Waldron v. Moore-McCormack Lines, Inc.

PETITIONER: Waldron
RESPONDENT: Moore-McCormack Lines, Inc.
LOCATION: Alhambra police station

DOCKET NO.: 233
DECIDED BY: Warren Court (1965-1967)
LOWER COURT: United States Court of Appeals for the Second Circuit

CITATION: 386 US 724 (1967)
ARGUED: Mar 13, 1967
DECIDED: May 08, 1967

Facts of the case

Question

Media for Waldron v. Moore-McCormack Lines, Inc.

Audio Transcription for Oral Argument - March 13, 1967 in Waldron v. Moore-McCormack Lines, Inc.

Earl Warren:

James J.Waldron, Petitioner, versus Moore McCormack Lines.

Mr. Friedman.

Theodore H. Friedman:

May it please the Mr. Chief Justice and the Court.

This maritime action arises in grant a certiorari from the Second Circuit following a trial in the Southern District of New York.

During the course of which or at the close of which, after all the evidence was in, the trial court determined to dismiss a portion of the seaman's claim and to refuse to permit the jury to pass upon it.

And that specific claim is what is before the Court now, and that is whether the fact as was demonstrated by fact testimony and expert testimony that there were an insufficient number of men provided for a particular test aboard the ship at the particular time and place the job function was to be carried out was within the reach and doctrine scope of the concept of unseaworthiness.

The Second Circuit divided two to one on the matter.

Indeed, the trial court had himself change his mind during the course of the case, having first decided it in favor of the seaman and this Court of course has granted certiorari.

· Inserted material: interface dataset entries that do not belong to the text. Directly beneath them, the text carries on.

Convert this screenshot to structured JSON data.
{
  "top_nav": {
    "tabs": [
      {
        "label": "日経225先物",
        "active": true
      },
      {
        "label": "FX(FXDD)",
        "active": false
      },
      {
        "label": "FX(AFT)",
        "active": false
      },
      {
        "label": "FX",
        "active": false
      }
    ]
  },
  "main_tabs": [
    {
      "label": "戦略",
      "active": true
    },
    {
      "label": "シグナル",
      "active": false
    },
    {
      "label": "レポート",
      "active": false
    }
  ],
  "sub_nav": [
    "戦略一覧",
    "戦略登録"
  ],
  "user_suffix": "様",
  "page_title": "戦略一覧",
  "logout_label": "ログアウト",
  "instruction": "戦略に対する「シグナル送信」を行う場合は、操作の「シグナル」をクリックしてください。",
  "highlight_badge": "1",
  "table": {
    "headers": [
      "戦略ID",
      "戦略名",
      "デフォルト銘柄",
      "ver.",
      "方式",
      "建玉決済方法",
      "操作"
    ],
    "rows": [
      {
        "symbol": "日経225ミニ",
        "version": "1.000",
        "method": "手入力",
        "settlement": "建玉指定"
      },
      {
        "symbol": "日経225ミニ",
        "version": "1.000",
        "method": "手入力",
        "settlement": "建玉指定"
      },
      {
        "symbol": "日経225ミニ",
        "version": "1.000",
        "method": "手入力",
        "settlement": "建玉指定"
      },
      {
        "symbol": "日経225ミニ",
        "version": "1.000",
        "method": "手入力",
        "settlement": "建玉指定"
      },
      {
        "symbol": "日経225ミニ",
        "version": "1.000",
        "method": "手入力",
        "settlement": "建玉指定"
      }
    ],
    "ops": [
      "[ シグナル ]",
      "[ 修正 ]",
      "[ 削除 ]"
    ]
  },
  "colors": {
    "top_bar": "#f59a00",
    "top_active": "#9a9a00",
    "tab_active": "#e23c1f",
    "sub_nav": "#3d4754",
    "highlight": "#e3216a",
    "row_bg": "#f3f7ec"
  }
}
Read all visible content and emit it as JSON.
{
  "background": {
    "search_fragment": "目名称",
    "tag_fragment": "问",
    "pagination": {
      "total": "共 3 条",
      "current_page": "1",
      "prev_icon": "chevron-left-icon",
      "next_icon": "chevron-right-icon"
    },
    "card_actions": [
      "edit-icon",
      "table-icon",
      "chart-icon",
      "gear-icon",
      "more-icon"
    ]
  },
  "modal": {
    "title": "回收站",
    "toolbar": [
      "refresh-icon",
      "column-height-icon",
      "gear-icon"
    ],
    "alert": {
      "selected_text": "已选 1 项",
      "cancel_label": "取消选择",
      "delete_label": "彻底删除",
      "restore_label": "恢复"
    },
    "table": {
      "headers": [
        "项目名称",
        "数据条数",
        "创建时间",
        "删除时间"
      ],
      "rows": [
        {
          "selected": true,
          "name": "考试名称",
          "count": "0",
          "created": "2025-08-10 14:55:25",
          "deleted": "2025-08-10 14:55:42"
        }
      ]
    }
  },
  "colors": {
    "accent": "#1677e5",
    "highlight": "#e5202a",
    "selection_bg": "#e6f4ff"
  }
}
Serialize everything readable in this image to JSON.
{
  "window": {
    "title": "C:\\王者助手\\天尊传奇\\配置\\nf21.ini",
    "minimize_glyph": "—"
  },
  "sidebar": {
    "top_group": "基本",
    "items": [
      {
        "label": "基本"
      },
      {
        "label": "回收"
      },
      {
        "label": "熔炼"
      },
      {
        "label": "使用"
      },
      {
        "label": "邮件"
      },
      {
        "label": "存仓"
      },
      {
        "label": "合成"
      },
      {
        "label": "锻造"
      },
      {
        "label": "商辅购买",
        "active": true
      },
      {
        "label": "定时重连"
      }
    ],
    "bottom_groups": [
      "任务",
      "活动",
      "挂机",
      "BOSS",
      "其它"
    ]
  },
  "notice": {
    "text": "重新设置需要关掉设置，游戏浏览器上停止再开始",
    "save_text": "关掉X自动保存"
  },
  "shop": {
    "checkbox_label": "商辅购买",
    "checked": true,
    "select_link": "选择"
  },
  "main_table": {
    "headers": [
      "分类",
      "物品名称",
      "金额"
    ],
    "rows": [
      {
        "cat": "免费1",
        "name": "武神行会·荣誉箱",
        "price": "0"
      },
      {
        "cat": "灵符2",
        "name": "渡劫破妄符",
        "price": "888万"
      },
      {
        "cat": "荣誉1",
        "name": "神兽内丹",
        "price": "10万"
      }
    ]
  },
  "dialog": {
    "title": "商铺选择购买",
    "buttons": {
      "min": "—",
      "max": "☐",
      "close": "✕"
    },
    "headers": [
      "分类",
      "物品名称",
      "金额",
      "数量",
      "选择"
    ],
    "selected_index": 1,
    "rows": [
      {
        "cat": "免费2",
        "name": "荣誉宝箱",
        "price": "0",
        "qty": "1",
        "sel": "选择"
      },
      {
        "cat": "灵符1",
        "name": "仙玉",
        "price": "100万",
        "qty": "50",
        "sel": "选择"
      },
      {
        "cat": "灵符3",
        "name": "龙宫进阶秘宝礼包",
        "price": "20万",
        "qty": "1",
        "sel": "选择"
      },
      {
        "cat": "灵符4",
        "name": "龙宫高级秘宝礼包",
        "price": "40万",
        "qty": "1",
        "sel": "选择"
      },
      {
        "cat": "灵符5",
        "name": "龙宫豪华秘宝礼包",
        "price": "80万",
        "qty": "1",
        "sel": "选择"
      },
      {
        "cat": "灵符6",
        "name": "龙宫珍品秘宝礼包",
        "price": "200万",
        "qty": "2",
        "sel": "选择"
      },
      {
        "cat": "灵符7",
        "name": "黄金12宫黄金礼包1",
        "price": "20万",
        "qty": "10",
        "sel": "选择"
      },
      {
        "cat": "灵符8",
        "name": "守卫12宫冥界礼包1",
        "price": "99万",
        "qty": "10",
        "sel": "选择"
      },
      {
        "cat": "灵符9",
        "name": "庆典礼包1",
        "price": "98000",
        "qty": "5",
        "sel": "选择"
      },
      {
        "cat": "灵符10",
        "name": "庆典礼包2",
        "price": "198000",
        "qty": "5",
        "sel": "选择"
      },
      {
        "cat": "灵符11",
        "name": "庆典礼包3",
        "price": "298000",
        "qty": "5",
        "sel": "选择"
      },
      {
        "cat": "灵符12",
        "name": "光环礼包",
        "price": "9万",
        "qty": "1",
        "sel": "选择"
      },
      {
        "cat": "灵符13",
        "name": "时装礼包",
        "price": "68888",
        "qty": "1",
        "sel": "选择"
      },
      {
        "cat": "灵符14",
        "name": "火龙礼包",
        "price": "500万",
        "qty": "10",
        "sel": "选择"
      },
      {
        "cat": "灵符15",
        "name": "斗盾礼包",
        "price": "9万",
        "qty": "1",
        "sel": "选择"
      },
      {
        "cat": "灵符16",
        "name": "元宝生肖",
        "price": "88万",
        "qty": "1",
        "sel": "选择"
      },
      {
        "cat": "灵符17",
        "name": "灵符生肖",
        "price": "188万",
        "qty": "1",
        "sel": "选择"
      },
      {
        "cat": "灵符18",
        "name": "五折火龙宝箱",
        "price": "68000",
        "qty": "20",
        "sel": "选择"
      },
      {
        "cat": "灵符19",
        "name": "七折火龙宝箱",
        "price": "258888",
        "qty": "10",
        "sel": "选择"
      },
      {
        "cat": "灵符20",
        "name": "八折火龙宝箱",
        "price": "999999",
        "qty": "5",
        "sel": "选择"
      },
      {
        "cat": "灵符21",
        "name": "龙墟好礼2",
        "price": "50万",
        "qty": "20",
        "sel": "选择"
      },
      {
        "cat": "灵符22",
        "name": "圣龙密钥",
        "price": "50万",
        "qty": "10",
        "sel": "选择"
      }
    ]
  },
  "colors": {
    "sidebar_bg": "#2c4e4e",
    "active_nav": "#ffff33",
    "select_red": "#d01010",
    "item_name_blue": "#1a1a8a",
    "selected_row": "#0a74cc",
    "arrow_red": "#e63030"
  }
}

Now the issue as presented might be deemed noble in the sense that this Court has not specifically passed upon it in the sense of manpower insufficiency creating unseaworthiness or at least a jury question for resolution.

But this Court has of course on numerous occasions stated quite clearly that any insufficiency of equipment, the pertinences or appliances for a particular task at the time and place the task is performed aboard the ship gives rise to a condition of unseaworthiness, at the very least, creates a question for jury resolution.

And of course, this Court's historic and landmark position in Mitchell v. Trawler Racer enunciated more clearly than ever before that the doctrines and concepts and concerns of negligence law were to be completely eliminated from any determination of unseaworthiness liability.

Of course, that was again reiterated in the Gutierrez opinion and in the Reed opinion of some three terms ago.

Potter Stewart:

Mr. Friedman, I don't quite understand you when you say this presents the question for jury determination.

In admiralty, you're not entitled to a jury trial, are you?

Theodore H. Friedman:

Your Honor, this was tried before a jury, it was tried --

Potter Stewart:

Because it was --

Theodore H. Friedman:

-- on the civil side.

Potter Stewart:

Because it was -- it was joined with a claim of negligence?

Theodore H. Friedman:

Your Honor, that takes --

Potter Stewart:

On the Jones Act, isn't that correct?

Theodore H. Friedman:

Yes, and no Your Honor.

I say no because in the Fitzgerald case, when the maintenance and cure was joined with the unseaworthiness and the Jones Act claim, it was held by this Court, opinion by Mr. Justice Black, I had the pleasure of arguing the case, that the matter was to be submitted to the jury.

Potter Stewart:

Yes.

Theodore H. Friedman:

All maritime matters arising out of the same accident where the proceeding on the theory of negligence under the Jones Act unseaworthiness on the general maritime law or even if maintenance and cure with its different concepts of damages were all to be submitted to the jury.

Potter Stewart:

Well, I understand that and that's accepted but that's because basically that the Jones Act was joined, isn't it, the Jones Act cause of action?

Theodore H. Friedman:

Yes I would say that, yes and no in this instance --

Potter Stewart:

You wouldn't quarrel, would you or would you that -- so that I can be clear.

If this is an action purely for maintenance and cure, it's not trialed by a jury, is that correct?

Exclusively for maintenance and cure --

Theodore H. Friedman:

Right, assuming no diversity of citizenship, it would be purely an admiralty if brought in the federal court because it could be brought under the common law in the state court where you would get a jury and --